▸ EXERCISE:
Work through the data below and copy out every line where "Inspection" is found.

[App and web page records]
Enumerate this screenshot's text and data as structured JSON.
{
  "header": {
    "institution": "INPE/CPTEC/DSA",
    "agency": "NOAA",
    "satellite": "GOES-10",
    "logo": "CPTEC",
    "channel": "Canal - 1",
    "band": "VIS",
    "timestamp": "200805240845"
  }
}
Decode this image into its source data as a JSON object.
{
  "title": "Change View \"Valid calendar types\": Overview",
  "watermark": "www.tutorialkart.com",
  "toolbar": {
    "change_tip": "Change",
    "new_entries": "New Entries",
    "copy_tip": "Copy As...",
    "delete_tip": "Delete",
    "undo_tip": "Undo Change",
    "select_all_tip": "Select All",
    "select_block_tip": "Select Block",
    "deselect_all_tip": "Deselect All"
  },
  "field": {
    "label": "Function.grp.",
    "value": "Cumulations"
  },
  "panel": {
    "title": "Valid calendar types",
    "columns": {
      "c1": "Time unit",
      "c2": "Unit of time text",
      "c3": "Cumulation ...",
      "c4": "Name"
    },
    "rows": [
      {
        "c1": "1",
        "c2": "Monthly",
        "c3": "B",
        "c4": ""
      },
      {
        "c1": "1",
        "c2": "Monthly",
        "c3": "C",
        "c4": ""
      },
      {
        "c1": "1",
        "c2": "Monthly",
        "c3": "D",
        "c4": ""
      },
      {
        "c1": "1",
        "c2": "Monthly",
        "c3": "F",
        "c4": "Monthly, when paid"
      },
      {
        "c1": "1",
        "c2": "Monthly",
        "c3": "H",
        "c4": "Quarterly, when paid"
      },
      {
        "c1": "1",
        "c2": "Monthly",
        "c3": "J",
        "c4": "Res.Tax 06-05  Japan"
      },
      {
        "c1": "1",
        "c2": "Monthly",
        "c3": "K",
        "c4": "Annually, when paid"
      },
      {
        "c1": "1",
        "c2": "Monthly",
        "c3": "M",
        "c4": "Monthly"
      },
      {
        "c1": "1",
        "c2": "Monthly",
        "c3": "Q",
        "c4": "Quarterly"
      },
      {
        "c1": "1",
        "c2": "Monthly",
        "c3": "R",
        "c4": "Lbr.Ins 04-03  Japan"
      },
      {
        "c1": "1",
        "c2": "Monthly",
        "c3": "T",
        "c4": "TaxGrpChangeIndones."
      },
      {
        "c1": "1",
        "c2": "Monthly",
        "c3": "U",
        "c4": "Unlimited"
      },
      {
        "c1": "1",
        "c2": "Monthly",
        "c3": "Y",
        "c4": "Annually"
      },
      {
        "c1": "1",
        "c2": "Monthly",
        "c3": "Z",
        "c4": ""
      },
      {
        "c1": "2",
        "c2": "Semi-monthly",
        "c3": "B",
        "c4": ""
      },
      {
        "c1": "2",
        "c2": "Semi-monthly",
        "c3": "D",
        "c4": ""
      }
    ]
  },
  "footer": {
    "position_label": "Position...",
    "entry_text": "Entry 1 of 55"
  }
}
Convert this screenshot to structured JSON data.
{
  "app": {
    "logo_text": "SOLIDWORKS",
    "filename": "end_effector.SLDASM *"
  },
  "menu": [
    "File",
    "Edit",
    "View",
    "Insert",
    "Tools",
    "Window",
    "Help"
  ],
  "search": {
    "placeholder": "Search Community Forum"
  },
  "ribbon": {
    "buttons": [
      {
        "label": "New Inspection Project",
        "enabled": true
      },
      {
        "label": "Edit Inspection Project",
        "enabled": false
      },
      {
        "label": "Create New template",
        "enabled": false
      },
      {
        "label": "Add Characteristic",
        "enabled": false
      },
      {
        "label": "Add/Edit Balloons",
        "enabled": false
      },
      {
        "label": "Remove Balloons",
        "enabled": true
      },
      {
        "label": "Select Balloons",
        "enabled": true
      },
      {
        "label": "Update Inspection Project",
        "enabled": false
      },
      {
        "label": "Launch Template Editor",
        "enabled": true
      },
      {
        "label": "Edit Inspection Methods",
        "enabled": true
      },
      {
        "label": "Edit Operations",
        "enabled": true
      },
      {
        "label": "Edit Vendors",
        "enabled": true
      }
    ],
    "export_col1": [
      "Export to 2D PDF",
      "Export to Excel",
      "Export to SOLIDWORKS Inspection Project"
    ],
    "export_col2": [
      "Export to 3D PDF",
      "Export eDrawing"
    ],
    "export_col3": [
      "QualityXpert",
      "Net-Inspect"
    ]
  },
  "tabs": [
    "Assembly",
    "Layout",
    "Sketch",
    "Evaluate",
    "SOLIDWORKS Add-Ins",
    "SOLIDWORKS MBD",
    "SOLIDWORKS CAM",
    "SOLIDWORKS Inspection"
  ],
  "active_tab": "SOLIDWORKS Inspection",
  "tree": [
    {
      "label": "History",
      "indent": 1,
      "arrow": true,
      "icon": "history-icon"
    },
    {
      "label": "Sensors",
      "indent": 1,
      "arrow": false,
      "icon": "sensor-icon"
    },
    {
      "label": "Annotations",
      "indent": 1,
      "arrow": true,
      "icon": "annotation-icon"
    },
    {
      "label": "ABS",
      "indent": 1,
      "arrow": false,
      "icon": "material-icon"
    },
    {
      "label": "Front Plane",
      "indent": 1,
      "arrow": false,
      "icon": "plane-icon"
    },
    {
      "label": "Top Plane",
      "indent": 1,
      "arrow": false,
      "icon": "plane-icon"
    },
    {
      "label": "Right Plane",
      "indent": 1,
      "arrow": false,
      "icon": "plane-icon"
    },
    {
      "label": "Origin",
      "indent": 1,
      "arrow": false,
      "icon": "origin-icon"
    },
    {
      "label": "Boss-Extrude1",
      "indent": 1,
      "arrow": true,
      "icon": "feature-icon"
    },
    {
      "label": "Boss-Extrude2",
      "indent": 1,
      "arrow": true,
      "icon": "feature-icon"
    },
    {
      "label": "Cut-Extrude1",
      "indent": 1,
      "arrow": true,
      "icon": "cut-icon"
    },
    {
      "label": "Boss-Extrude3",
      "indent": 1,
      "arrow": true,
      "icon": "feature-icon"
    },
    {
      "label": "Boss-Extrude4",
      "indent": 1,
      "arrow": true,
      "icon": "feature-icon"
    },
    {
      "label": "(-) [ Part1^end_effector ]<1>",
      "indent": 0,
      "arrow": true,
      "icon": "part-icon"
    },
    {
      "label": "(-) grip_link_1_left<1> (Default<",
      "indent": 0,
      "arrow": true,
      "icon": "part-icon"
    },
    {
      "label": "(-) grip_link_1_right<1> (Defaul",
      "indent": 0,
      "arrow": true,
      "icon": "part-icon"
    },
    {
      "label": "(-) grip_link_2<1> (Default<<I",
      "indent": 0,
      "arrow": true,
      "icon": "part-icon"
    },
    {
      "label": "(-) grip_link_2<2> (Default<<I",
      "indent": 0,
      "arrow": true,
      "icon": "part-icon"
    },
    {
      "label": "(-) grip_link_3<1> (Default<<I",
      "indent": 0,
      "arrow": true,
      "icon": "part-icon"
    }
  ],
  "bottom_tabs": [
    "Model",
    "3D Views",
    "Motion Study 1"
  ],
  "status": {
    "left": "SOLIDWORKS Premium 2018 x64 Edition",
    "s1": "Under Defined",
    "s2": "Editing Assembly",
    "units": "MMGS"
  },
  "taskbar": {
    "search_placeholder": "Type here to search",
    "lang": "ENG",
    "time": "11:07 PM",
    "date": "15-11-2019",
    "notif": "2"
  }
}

▸ EXPECTED ANSWER:
        "label": "New Inspection Project",
        "label": "Edit Inspection Project",
        "label": "Update Inspection Project",
        "label": "Edit Inspection Methods",
      "Export to SOLIDWORKS Inspection Project"
    "SOLIDWORKS Inspection"
  "active_tab": "SOLIDWORKS Inspection",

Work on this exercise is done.